Data provided =
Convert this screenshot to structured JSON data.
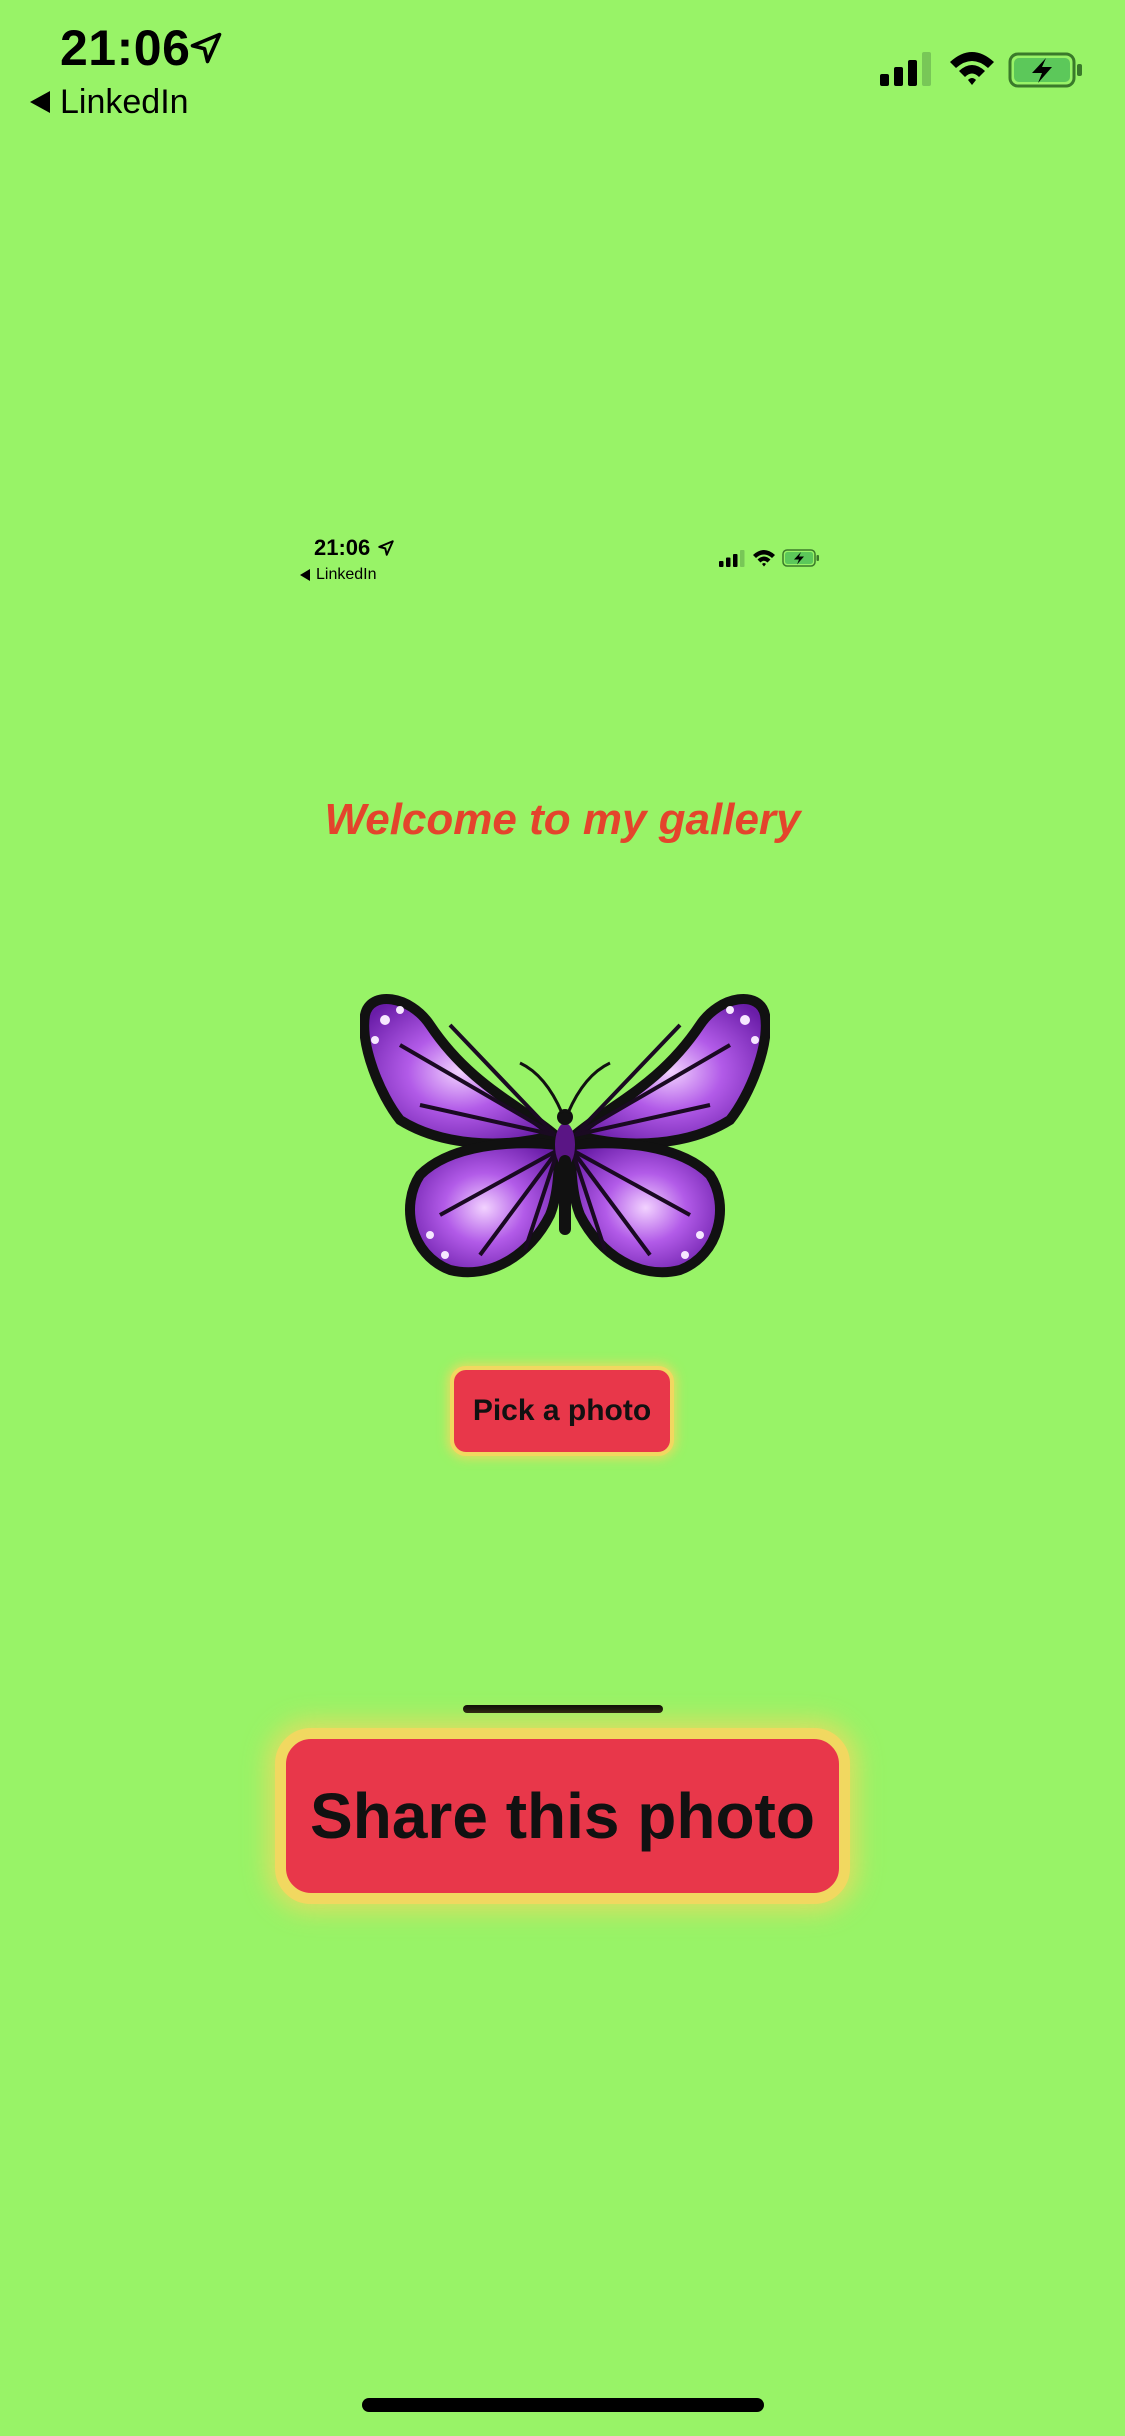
{
  "status_bar": {
    "time": "21:06",
    "back_label": "LinkedIn",
    "icons": [
      "location-arrow-icon",
      "cellular-signal-icon",
      "wifi-icon",
      "battery-charging-icon"
    ]
  },
  "embedded_screenshot": {
    "time": "21:06",
    "back_label": "LinkedIn"
  },
  "gallery": {
    "title": "Welcome to my gallery",
    "image_subject": "purple butterfly",
    "pick_button": "Pick a photo",
    "share_button": "Share this photo"
  },
  "colors": {
    "background": "#98f367",
    "title": "#e4442c",
    "button_fill": "#e8374a",
    "button_border": "#f1d860",
    "battery_fill": "#5cc85a"
  }
}
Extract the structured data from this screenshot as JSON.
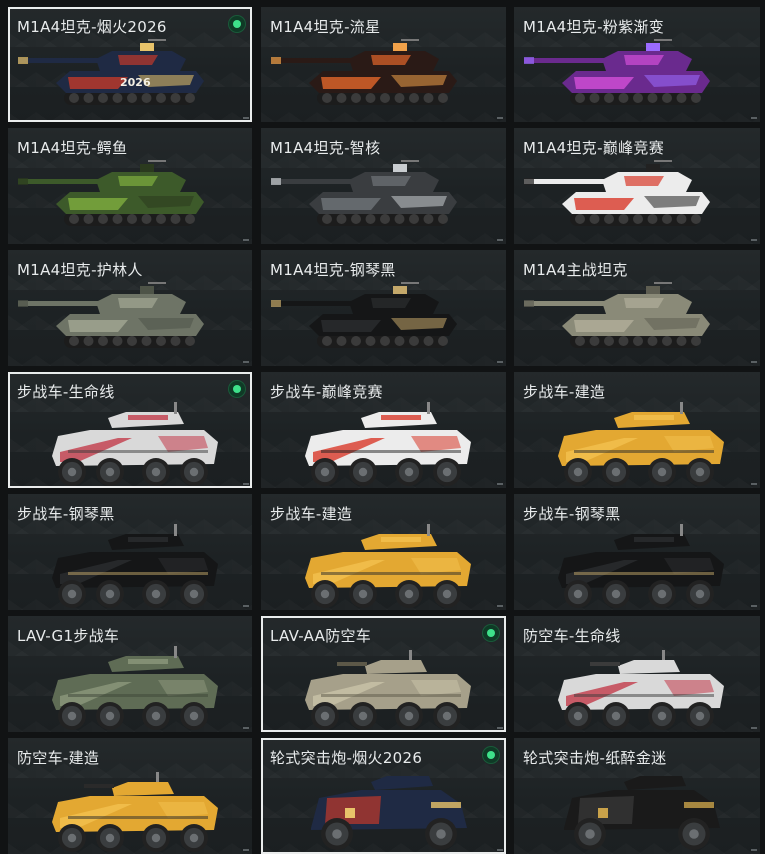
{
  "skins": [
    {
      "title": "M1A4坦克-烟火2026",
      "kind": "tank",
      "scheme": "fireworks",
      "equipped": true,
      "selected": true,
      "decal": "2026"
    },
    {
      "title": "M1A4坦克-流星",
      "kind": "tank",
      "scheme": "meteor",
      "equipped": false,
      "selected": false
    },
    {
      "title": "M1A4坦克-粉紫渐变",
      "kind": "tank",
      "scheme": "purple",
      "equipped": false,
      "selected": false
    },
    {
      "title": "M1A4坦克-鳄鱼",
      "kind": "tank",
      "scheme": "crocodile",
      "equipped": false,
      "selected": false
    },
    {
      "title": "M1A4坦克-智核",
      "kind": "tank",
      "scheme": "core",
      "equipped": false,
      "selected": false
    },
    {
      "title": "M1A4坦克-巅峰竞赛",
      "kind": "tank",
      "scheme": "race",
      "equipped": false,
      "selected": false
    },
    {
      "title": "M1A4坦克-护林人",
      "kind": "tank",
      "scheme": "ranger",
      "equipped": false,
      "selected": false
    },
    {
      "title": "M1A4坦克-钢琴黑",
      "kind": "tank",
      "scheme": "piano",
      "equipped": false,
      "selected": false
    },
    {
      "title": "M1A4主战坦克",
      "kind": "tank",
      "scheme": "default",
      "equipped": false,
      "selected": false
    },
    {
      "title": "步战车-生命线",
      "kind": "ifv",
      "scheme": "lifeline",
      "equipped": true,
      "selected": true
    },
    {
      "title": "步战车-巅峰竞赛",
      "kind": "ifv",
      "scheme": "race",
      "equipped": false,
      "selected": false
    },
    {
      "title": "步战车-建造",
      "kind": "ifv",
      "scheme": "build",
      "equipped": false,
      "selected": false
    },
    {
      "title": "步战车-钢琴黑",
      "kind": "ifv",
      "scheme": "piano",
      "equipped": false,
      "selected": false
    },
    {
      "title": "步战车-建造",
      "kind": "ifv",
      "scheme": "build",
      "equipped": false,
      "selected": false
    },
    {
      "title": "步战车-钢琴黑",
      "kind": "ifv",
      "scheme": "piano",
      "equipped": false,
      "selected": false
    },
    {
      "title": "LAV-G1步战车",
      "kind": "ifv",
      "scheme": "green",
      "equipped": false,
      "selected": false
    },
    {
      "title": "LAV-AA防空车",
      "kind": "aa",
      "scheme": "tan",
      "equipped": true,
      "selected": true
    },
    {
      "title": "防空车-生命线",
      "kind": "aa",
      "scheme": "lifeline",
      "equipped": false,
      "selected": false
    },
    {
      "title": "防空车-建造",
      "kind": "aa",
      "scheme": "build",
      "equipped": false,
      "selected": false
    },
    {
      "title": "轮式突击炮-烟火2026",
      "kind": "assault",
      "scheme": "fireworks",
      "equipped": true,
      "selected": true
    },
    {
      "title": "轮式突击炮-纸醉金迷",
      "kind": "assault",
      "scheme": "gold",
      "equipped": false,
      "selected": false
    }
  ],
  "palettes": {
    "fireworks": {
      "body": "#1f2a44",
      "accent": "#c0392b",
      "detail": "#e8c36a"
    },
    "meteor": {
      "body": "#2a1a16",
      "accent": "#e2662b",
      "detail": "#f1a24a"
    },
    "purple": {
      "body": "#6a2a8e",
      "accent": "#d34fd8",
      "detail": "#9b6bff"
    },
    "crocodile": {
      "body": "#3d5a2a",
      "accent": "#7fae3e",
      "detail": "#2b3a1e"
    },
    "core": {
      "body": "#3a3d40",
      "accent": "#6f7478",
      "detail": "#c9cdd0"
    },
    "race": {
      "body": "#ececec",
      "accent": "#d93a2b",
      "detail": "#222222"
    },
    "ranger": {
      "body": "#6e7466",
      "accent": "#a3a894",
      "detail": "#4e5448"
    },
    "piano": {
      "body": "#151617",
      "accent": "#2b2d2f",
      "detail": "#c4a86a"
    },
    "default": {
      "body": "#8a8a78",
      "accent": "#b1ae9a",
      "detail": "#5e5e52"
    },
    "lifeline": {
      "body": "#d9d9d9",
      "accent": "#c23b4a",
      "detail": "#3b3b3b"
    },
    "build": {
      "body": "#e3a832",
      "accent": "#f2c04f",
      "detail": "#2a2a2a"
    },
    "green": {
      "body": "#5f6c55",
      "accent": "#8c987c",
      "detail": "#3e4638"
    },
    "tan": {
      "body": "#a6a08a",
      "accent": "#c9c3a8",
      "detail": "#5c5848"
    },
    "gold": {
      "body": "#1a1a1a",
      "accent": "#3a3a3a",
      "detail": "#c9a24a"
    }
  },
  "icons": {
    "equipped": "equipped-dot-icon"
  }
}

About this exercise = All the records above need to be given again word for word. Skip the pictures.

Output for this task =
Convert this screenshot to structured JSON data.
{
  "status_bar": {
    "time": "21:06",
    "back_label": "LinkedIn",
    "icons": [
      "location-arrow-icon",
      "cellular-signal-icon",
      "wifi-icon",
      "battery-charging-icon"
    ]
  },
  "embedded_screenshot": {
    "time": "21:06",
    "back_label": "LinkedIn"
  },
  "gallery": {
    "title": "Welcome to my gallery",
    "image_subject": "purple butterfly",
    "pick_button": "Pick a photo",
    "share_button": "Share this photo"
  },
  "colors": {
    "background": "#98f367",
    "title": "#e4442c",
    "button_fill": "#e8374a",
    "button_border": "#f1d860",
    "battery_fill": "#5cc85a"
  }
}
Extract the structured data from this screenshot as JSON.
{
  "skins": [
    {
      "title": "M1A4坦克-烟火2026",
      "kind": "tank",
      "scheme": "fireworks",
      "equipped": true,
      "selected": true,
      "decal": "2026"
    },
    {
      "title": "M1A4坦克-流星",
      "kind": "tank",
      "scheme": "meteor",
      "equipped": false,
      "selected": false
    },
    {
      "title": "M1A4坦克-粉紫渐变",
      "kind": "tank",
      "scheme": "purple",
      "equipped": false,
      "selected": false
    },
    {
      "title": "M1A4坦克-鳄鱼",
      "kind": "tank",
      "scheme": "crocodile",
      "equipped": false,
      "selected": false
    },
    {
      "title": "M1A4坦克-智核",
      "kind": "tank",
      "scheme": "core",
      "equipped": false,
      "selected": false
    },
    {
      "title": "M1A4坦克-巅峰竞赛",
      "kind": "tank",
      "scheme": "race",
      "equipped": false,
      "selected": false
    },
    {
      "title": "M1A4坦克-护林人",
      "kind": "tank",
      "scheme": "ranger",
      "equipped": false,
      "selected": false
    },
    {
      "title": "M1A4坦克-钢琴黑",
      "kind": "tank",
      "scheme": "piano",
      "equipped": false,
      "selected": false
    },
    {
      "title": "M1A4主战坦克",
      "kind": "tank",
      "scheme": "default",
      "equipped": false,
      "selected": false
    },
    {
      "title": "步战车-生命线",
      "kind": "ifv",
      "scheme": "lifeline",
      "equipped": true,
      "selected": true
    },
    {
      "title": "步战车-巅峰竞赛",
      "kind": "ifv",
      "scheme": "race",
      "equipped": false,
      "selected": false
    },
    {
      "title": "步战车-建造",
      "kind": "ifv",
      "scheme": "build",
      "equipped": false,
      "selected": false
    },
    {
      "title": "步战车-钢琴黑",
      "kind": "ifv",
      "scheme": "piano",
      "equipped": false,
      "selected": false
    },
    {
      "title": "步战车-建造",
      "kind": "ifv",
      "scheme": "build",
      "equipped": false,
      "selected": false
    },
    {
      "title": "步战车-钢琴黑",
      "kind": "ifv",
      "scheme": "piano",
      "equipped": false,
      "selected": false
    },
    {
      "title": "LAV-G1步战车",
      "kind": "ifv",
      "scheme": "green",
      "equipped": false,
      "selected": false
    },
    {
      "title": "LAV-AA防空车",
      "kind": "aa",
      "scheme": "tan",
      "equipped": true,
      "selected": true
    },
    {
      "title": "防空车-生命线",
      "kind": "aa",
      "scheme": "lifeline",
      "equipped": false,
      "selected": false
    },
    {
      "title": "防空车-建造",
      "kind": "aa",
      "scheme": "build",
      "equipped": false,
      "selected": false
    },
    {
      "title": "轮式突击炮-烟火2026",
      "kind": "assault",
      "scheme": "fireworks",
      "equipped": true,
      "selected": true
    },
    {
      "title": "轮式突击炮-纸醉金迷",
      "kind": "assault",
      "scheme": "gold",
      "equipped": false,
      "selected": false
    }
  ],
  "palettes": {
    "fireworks": {
      "body": "#1f2a44",
      "accent": "#c0392b",
      "detail": "#e8c36a"
    },
    "meteor": {
      "body": "#2a1a16",
      "accent": "#e2662b",
      "detail": "#f1a24a"
    },
    "purple": {
      "body": "#6a2a8e",
      "accent": "#d34fd8",
      "detail": "#9b6bff"
    },
    "crocodile": {
      "body": "#3d5a2a",
      "accent": "#7fae3e",
      "detail": "#2b3a1e"
    },
    "core": {
      "body": "#3a3d40",
      "accent": "#6f7478",
      "detail": "#c9cdd0"
    },
    "race": {
      "body": "#ececec",
      "accent": "#d93a2b",
      "detail": "#222222"
    },
    "ranger": {
      "body": "#6e7466",
      "accent": "#a3a894",
      "detail": "#4e5448"
    },
    "piano": {
      "body": "#151617",
      "accent": "#2b2d2f",
      "detail": "#c4a86a"
    },
    "default": {
      "body": "#8a8a78",
      "accent": "#b1ae9a",
      "detail": "#5e5e52"
    },
    "lifeline": {
      "body": "#d9d9d9",
      "accent": "#c23b4a",
      "detail": "#3b3b3b"
    },
    "build": {
      "body": "#e3a832",
      "accent": "#f2c04f",
      "detail": "#2a2a2a"
    },
    "green": {
      "body": "#5f6c55",
      "accent": "#8c987c",
      "detail": "#3e4638"
    },
    "tan": {
      "body": "#a6a08a",
      "accent": "#c9c3a8",
      "detail": "#5c5848"
    },
    "gold": {
      "body": "#1a1a1a",
      "accent": "#3a3a3a",
      "detail": "#c9a24a"
    }
  },
  "icons": {
    "equipped": "equipped-dot-icon"
  }
}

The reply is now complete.